Extracted entries:
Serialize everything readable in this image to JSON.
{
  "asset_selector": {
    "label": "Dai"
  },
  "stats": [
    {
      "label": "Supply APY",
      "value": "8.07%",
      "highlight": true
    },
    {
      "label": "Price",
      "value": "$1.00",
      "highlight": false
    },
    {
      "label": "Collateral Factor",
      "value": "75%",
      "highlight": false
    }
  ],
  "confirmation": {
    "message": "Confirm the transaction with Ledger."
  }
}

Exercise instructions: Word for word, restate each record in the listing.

Result of this task:
Serialize everything readable in this image to JSON.
{
  "asset_selector": {
    "label": "Dai"
  },
  "stats": [
    {
      "label": "Supply APY",
      "value": "8.07%",
      "highlight": true
    },
    {
      "label": "Price",
      "value": "$1.00",
      "highlight": false
    },
    {
      "label": "Collateral Factor",
      "value": "75%",
      "highlight": false
    }
  ],
  "confirmation": {
    "message": "Confirm the transaction with Ledger."
  }
}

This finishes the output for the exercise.